Take every line containing "percent" from the material and copy it.

** Opening Excerpted data block **

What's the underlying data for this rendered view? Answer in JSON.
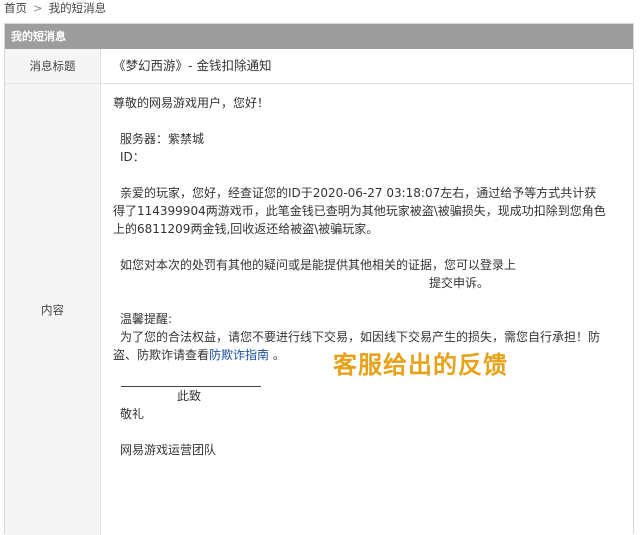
{
  "breadcrumb": {
    "home": "首页",
    "separator": ">",
    "current": "我的短消息"
  },
  "panel": {
    "title": "我的短消息"
  },
  "message": {
    "title_label": "消息标题",
    "title_value": "《梦幻西游》- 金钱扣除通知",
    "content_label": "内容",
    "greeting": "尊敬的网易游戏用户，您好！",
    "server_line": "服务器：紫禁城",
    "id_line": "ID：",
    "para1_line1": "亲爱的玩家，您好，经查证您的ID于2020-06-27 03:18:07左右，通过给予等方式共计获",
    "para1_line2": "得了114399904两游戏币，此笔金钱已查明为其他玩家被盗\\被骗损失，现成功扣除到您角色",
    "para1_line3": "上的6811209两金钱,回收返还给被盗\\被骗玩家。",
    "para2_line1": "如您对本次的处罚有其他的疑问或是能提供其他相关的证据，您可以登录上",
    "para2_line2": "提交申诉。",
    "tips_title": "温馨提醒:",
    "tips_line1": "为了您的合法权益，请您不要进行线下交易，如因线下交易产生的损失，需您自行承担！防",
    "tips_line2_pre": "盗、防欺诈请查看",
    "tips_link": "防欺诈指南",
    "tips_line2_post": "。",
    "closing1": "此致",
    "closing2": "敬礼",
    "signature": "网易游戏运营团队"
  },
  "overlay_caption": "客服给出的反馈",
  "colors": {
    "header_bg": "#9d9d9d",
    "overlay": "#e8a21a",
    "link": "#1a4fa0"
  }
}
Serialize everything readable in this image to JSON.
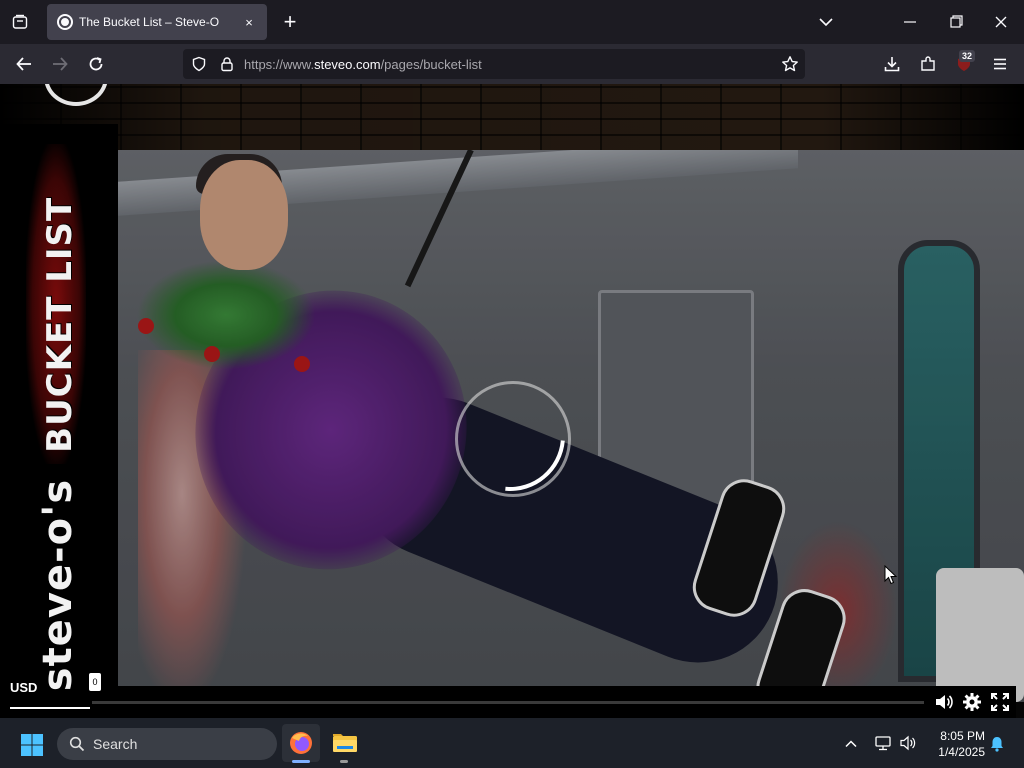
{
  "browser": {
    "tab": {
      "title": "The Bucket List – Steve-O",
      "close_label": "×"
    },
    "new_tab_label": "+",
    "url": {
      "prefix": "https://www.",
      "host": "steveo.com",
      "path": "/pages/bucket-list"
    },
    "extension_badge": "32"
  },
  "page": {
    "side_title": {
      "bucket": "BUCKET LIST",
      "steveo": "steve-o's"
    },
    "video": {
      "state": "loading",
      "controls": {
        "volume": "volume-icon",
        "settings": "gear-icon",
        "fullscreen": "fullscreen-icon"
      }
    },
    "currency": "USD",
    "mini_badge": "0"
  },
  "taskbar": {
    "search_placeholder": "Search",
    "time": "8:05 PM",
    "date": "1/4/2025"
  },
  "colors": {
    "tabstrip": "#1c1b22",
    "navbar": "#2b2a33",
    "taskbar": "#1d2129",
    "accent": "#7fb0ff"
  }
}
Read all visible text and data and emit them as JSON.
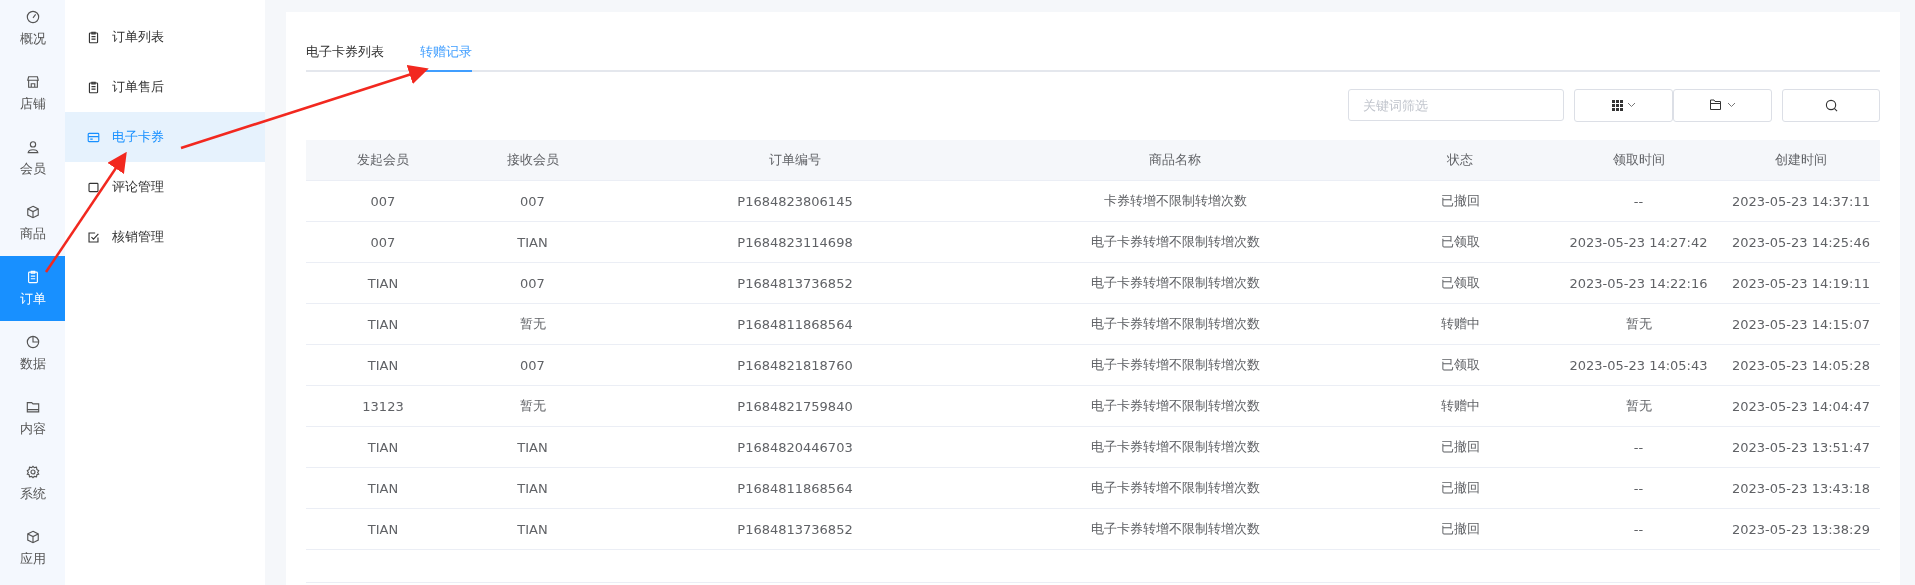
{
  "rail": [
    {
      "label": "概况",
      "kind": "gauge",
      "selected": false
    },
    {
      "label": "店铺",
      "kind": "store",
      "selected": false
    },
    {
      "label": "会员",
      "kind": "user",
      "selected": false
    },
    {
      "label": "商品",
      "kind": "box",
      "selected": false
    },
    {
      "label": "订单",
      "kind": "clipboard",
      "selected": true
    },
    {
      "label": "数据",
      "kind": "pie",
      "selected": false
    },
    {
      "label": "内容",
      "kind": "folder",
      "selected": false
    },
    {
      "label": "系统",
      "kind": "gear",
      "selected": false
    },
    {
      "label": "应用",
      "kind": "box",
      "selected": false
    }
  ],
  "submenu": [
    {
      "label": "订单列表",
      "kind": "clipboard",
      "selected": false
    },
    {
      "label": "订单售后",
      "kind": "clipboard",
      "selected": false
    },
    {
      "label": "电子卡券",
      "kind": "card",
      "selected": true
    },
    {
      "label": "评论管理",
      "kind": "square",
      "selected": false
    },
    {
      "label": "核销管理",
      "kind": "check",
      "selected": false
    }
  ],
  "tabs": [
    {
      "label": "电子卡券列表",
      "selected": false
    },
    {
      "label": "转赠记录",
      "selected": true
    }
  ],
  "search": {
    "placeholder": "关键词筛选"
  },
  "table": {
    "columns": [
      "发起会员",
      "接收会员",
      "订单编号",
      "商品名称",
      "状态",
      "领取时间",
      "创建时间"
    ],
    "rows": [
      [
        "007",
        "007",
        "P1684823806145",
        "卡券转增不限制转增次数",
        "已撤回",
        "--",
        "2023-05-23 14:37:11"
      ],
      [
        "007",
        "TIAN",
        "P1684823114698",
        "电子卡券转增不限制转增次数",
        "已领取",
        "2023-05-23 14:27:42",
        "2023-05-23 14:25:46"
      ],
      [
        "TIAN",
        "007",
        "P1684813736852",
        "电子卡券转增不限制转增次数",
        "已领取",
        "2023-05-23 14:22:16",
        "2023-05-23 14:19:11"
      ],
      [
        "TIAN",
        "暂无",
        "P1684811868564",
        "电子卡券转增不限制转增次数",
        "转赠中",
        "暂无",
        "2023-05-23 14:15:07"
      ],
      [
        "TIAN",
        "007",
        "P1684821818760",
        "电子卡券转增不限制转增次数",
        "已领取",
        "2023-05-23 14:05:43",
        "2023-05-23 14:05:28"
      ],
      [
        "13123",
        "暂无",
        "P1684821759840",
        "电子卡券转增不限制转增次数",
        "转赠中",
        "暂无",
        "2023-05-23 14:04:47"
      ],
      [
        "TIAN",
        "TIAN",
        "P1684820446703",
        "电子卡券转增不限制转增次数",
        "已撤回",
        "--",
        "2023-05-23 13:51:47"
      ],
      [
        "TIAN",
        "TIAN",
        "P1684811868564",
        "电子卡券转增不限制转增次数",
        "已撤回",
        "--",
        "2023-05-23 13:43:18"
      ],
      [
        "TIAN",
        "TIAN",
        "P1684813736852",
        "电子卡券转增不限制转增次数",
        "已撤回",
        "--",
        "2023-05-23 13:38:29"
      ]
    ]
  }
}
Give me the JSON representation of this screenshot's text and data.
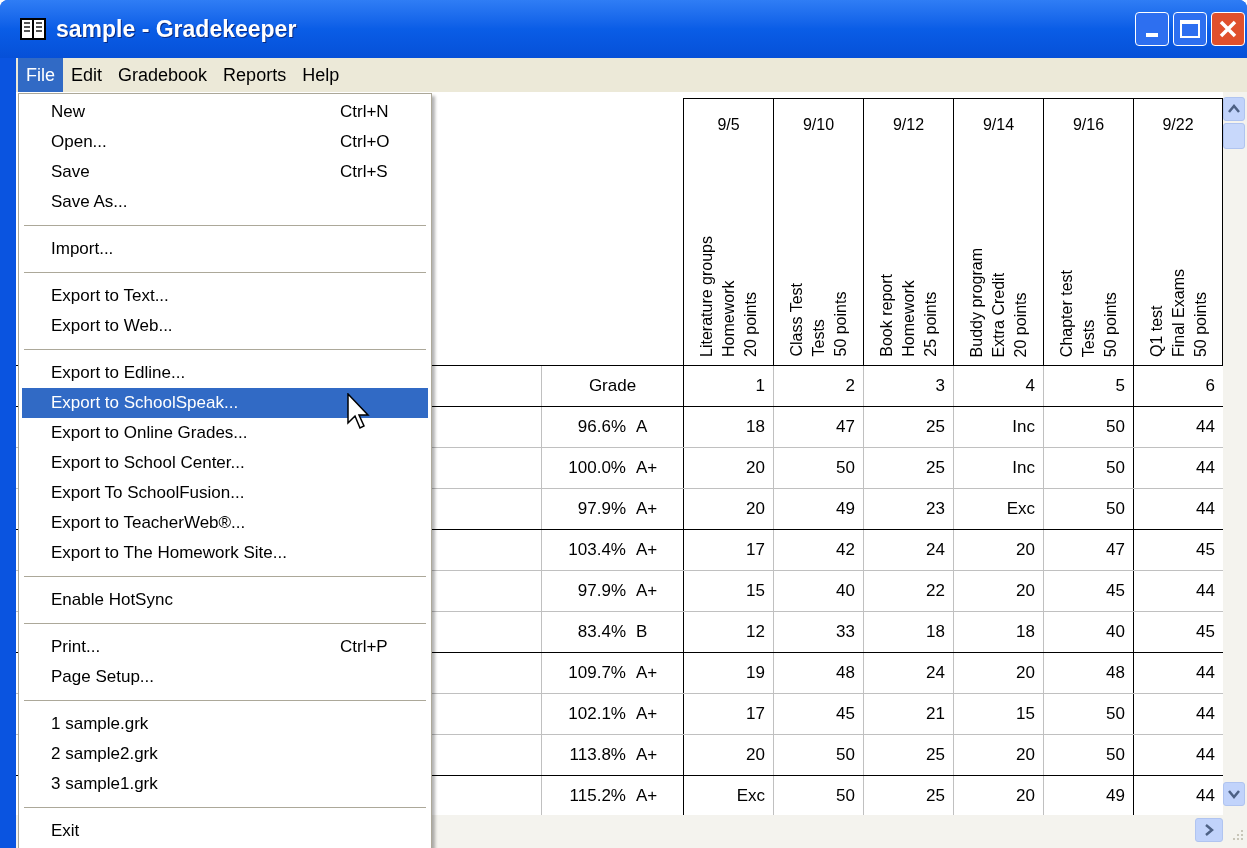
{
  "window": {
    "title": "sample - Gradekeeper"
  },
  "menubar": [
    {
      "label": "File",
      "selected": true
    },
    {
      "label": "Edit",
      "selected": false
    },
    {
      "label": "Gradebook",
      "selected": false
    },
    {
      "label": "Reports",
      "selected": false
    },
    {
      "label": "Help",
      "selected": false
    }
  ],
  "file_menu": {
    "groups": [
      [
        {
          "label": "New",
          "shortcut": "Ctrl+N",
          "selected": false
        },
        {
          "label": "Open...",
          "shortcut": "Ctrl+O",
          "selected": false
        },
        {
          "label": "Save",
          "shortcut": "Ctrl+S",
          "selected": false
        },
        {
          "label": "Save As...",
          "selected": false
        }
      ],
      [
        {
          "label": "Import...",
          "selected": false
        }
      ],
      [
        {
          "label": "Export to Text...",
          "selected": false
        },
        {
          "label": "Export to Web...",
          "selected": false
        }
      ],
      [
        {
          "label": "Export to Edline...",
          "selected": false
        },
        {
          "label": "Export to SchoolSpeak...",
          "selected": true
        },
        {
          "label": "Export to Online Grades...",
          "selected": false
        },
        {
          "label": "Export to School Center...",
          "selected": false
        },
        {
          "label": "Export To SchoolFusion...",
          "selected": false
        },
        {
          "label": "Export to TeacherWeb®...",
          "selected": false
        },
        {
          "label": "Export to The Homework Site...",
          "selected": false
        }
      ],
      [
        {
          "label": "Enable HotSync",
          "selected": false
        }
      ],
      [
        {
          "label": "Print...",
          "shortcut": "Ctrl+P",
          "selected": false
        },
        {
          "label": "Page Setup...",
          "selected": false
        }
      ],
      [
        {
          "label": "1 sample.grk",
          "selected": false
        },
        {
          "label": "2 sample2.grk",
          "selected": false
        },
        {
          "label": "3 sample1.grk",
          "selected": false
        }
      ],
      [
        {
          "label": "Exit",
          "selected": false
        }
      ]
    ]
  },
  "table": {
    "grade_header": "Grade",
    "columns": [
      {
        "date": "9/5",
        "title": "Literature groups",
        "category": "Homework",
        "points": "20 points",
        "number": "1"
      },
      {
        "date": "9/10",
        "title": "Class Test",
        "category": "Tests",
        "points": "50 points",
        "number": "2"
      },
      {
        "date": "9/12",
        "title": "Book report",
        "category": "Homework",
        "points": "25 points",
        "number": "3"
      },
      {
        "date": "9/14",
        "title": "Buddy program",
        "category": "Extra Credit",
        "points": "20 points",
        "number": "4"
      },
      {
        "date": "9/16",
        "title": "Chapter test",
        "category": "Tests",
        "points": "50 points",
        "number": "5"
      },
      {
        "date": "9/22",
        "title": "Q1 test",
        "category": "Final Exams",
        "points": "50 points",
        "number": "6"
      }
    ],
    "rows": [
      {
        "percent": "96.6%",
        "letter": "A",
        "scores": [
          "18",
          "47",
          "25",
          "Inc",
          "50",
          "44"
        ]
      },
      {
        "percent": "100.0%",
        "letter": "A+",
        "scores": [
          "20",
          "50",
          "25",
          "Inc",
          "50",
          "44"
        ]
      },
      {
        "percent": "97.9%",
        "letter": "A+",
        "scores": [
          "20",
          "49",
          "23",
          "Exc",
          "50",
          "44"
        ]
      },
      {
        "percent": "103.4%",
        "letter": "A+",
        "scores": [
          "17",
          "42",
          "24",
          "20",
          "47",
          "45"
        ]
      },
      {
        "percent": "97.9%",
        "letter": "A+",
        "scores": [
          "15",
          "40",
          "22",
          "20",
          "45",
          "44"
        ]
      },
      {
        "percent": "83.4%",
        "letter": "B",
        "scores": [
          "12",
          "33",
          "18",
          "18",
          "40",
          "45"
        ]
      },
      {
        "percent": "109.7%",
        "letter": "A+",
        "scores": [
          "19",
          "48",
          "24",
          "20",
          "48",
          "44"
        ]
      },
      {
        "percent": "102.1%",
        "letter": "A+",
        "scores": [
          "17",
          "45",
          "21",
          "15",
          "50",
          "44"
        ]
      },
      {
        "percent": "113.8%",
        "letter": "A+",
        "scores": [
          "20",
          "50",
          "25",
          "20",
          "50",
          "44"
        ]
      },
      {
        "percent": "115.2%",
        "letter": "A+",
        "scores": [
          "Exc",
          "50",
          "25",
          "20",
          "49",
          "44"
        ]
      }
    ]
  }
}
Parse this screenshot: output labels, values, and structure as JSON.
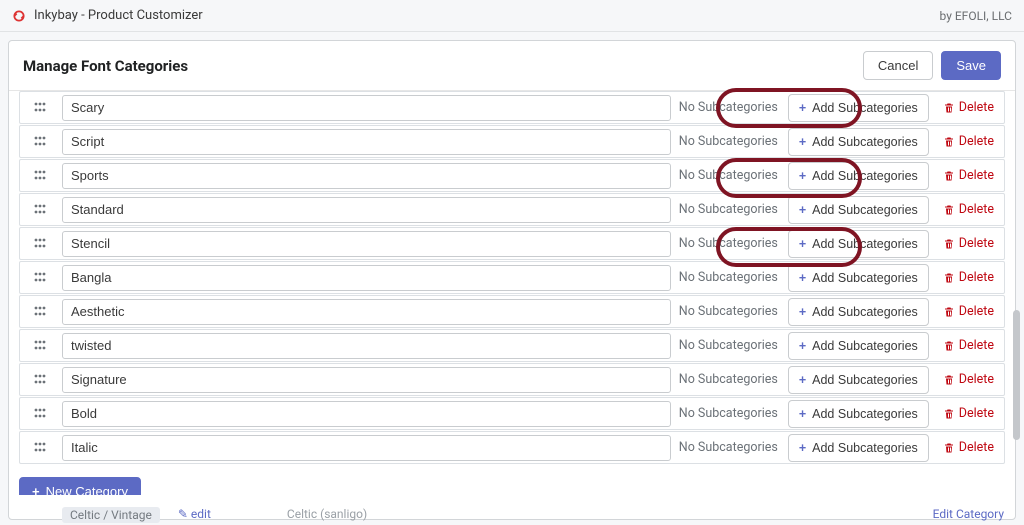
{
  "app": {
    "title": "Inkybay - Product Customizer",
    "by": "by EFOLI, LLC"
  },
  "header": {
    "title": "Manage Font Categories",
    "cancel": "Cancel",
    "save": "Save"
  },
  "row_meta": {
    "no_sub": "No Subcategories",
    "add_sub": "Add Subcategories",
    "delete": "Delete"
  },
  "footer": {
    "new_category": "New Category"
  },
  "ghost": {
    "a": "Celtic / Vintage",
    "edit": "✎ edit",
    "b": "Celtic (sanligo)",
    "editcat": "Edit Category"
  },
  "rows": [
    {
      "name": "Scary",
      "highlight": true
    },
    {
      "name": "Script",
      "highlight": false
    },
    {
      "name": "Sports",
      "highlight": true
    },
    {
      "name": "Standard",
      "highlight": false
    },
    {
      "name": "Stencil",
      "highlight": true
    },
    {
      "name": "Bangla",
      "highlight": false
    },
    {
      "name": "Aesthetic",
      "highlight": false
    },
    {
      "name": "twisted",
      "highlight": false
    },
    {
      "name": "Signature",
      "highlight": false
    },
    {
      "name": "Bold",
      "highlight": false
    },
    {
      "name": "Italic",
      "highlight": false
    }
  ]
}
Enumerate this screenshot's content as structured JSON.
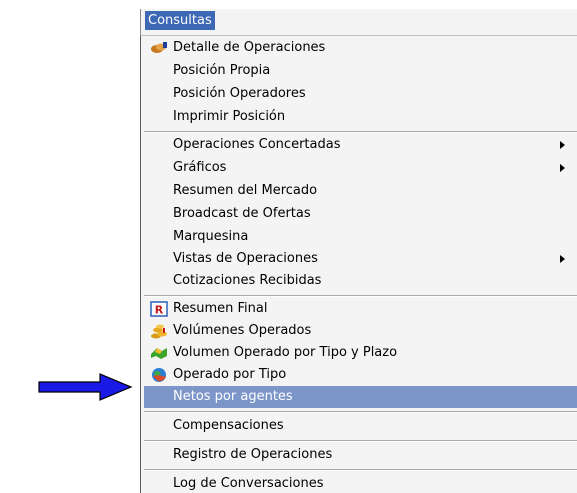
{
  "menu": {
    "title": "Consultas",
    "items": [
      {
        "text": "Detalle de Operaciones",
        "icon": "handshake-icon"
      },
      {
        "text": "Posición Propia"
      },
      {
        "text": "Posición Operadores"
      },
      {
        "text": "Imprimir Posición"
      },
      {
        "text": "Operaciones Concertadas",
        "submenu": true
      },
      {
        "text": "Gráficos",
        "submenu": true
      },
      {
        "text": "Resumen del Mercado"
      },
      {
        "text": "Broadcast de Ofertas"
      },
      {
        "text": "Marquesina"
      },
      {
        "text": "Vistas de Operaciones",
        "submenu": true
      },
      {
        "text": "Cotizaciones Recibidas"
      },
      {
        "text": "Resumen Final",
        "icon": "report-r-icon"
      },
      {
        "text": "Volúmenes Operados",
        "icon": "coins-stack-icon"
      },
      {
        "text": "Volumen Operado por Tipo y Plazo",
        "icon": "green-exchange-icon"
      },
      {
        "text": "Operado por Tipo",
        "icon": "globe-icon"
      },
      {
        "text": "Netos por agentes",
        "highlighted": true
      },
      {
        "text": "Compensaciones"
      },
      {
        "text": "Registro de Operaciones"
      },
      {
        "text": "Log de Conversaciones"
      }
    ]
  },
  "colors": {
    "highlight": "#7c96c9",
    "menu_title_bg": "#3c68b5",
    "pointer_arrow": "#1a1ae6"
  }
}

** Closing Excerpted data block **

### Response
        "percent": "96.6%",
        "percent": "100.0%",
        "percent": "97.9%",
        "percent": "103.4%",
        "percent": "97.9%",
        "percent": "83.4%",
        "percent": "109.7%",
        "percent": "102.1%",
        "percent": "113.8%",
        "percent": "115.2%",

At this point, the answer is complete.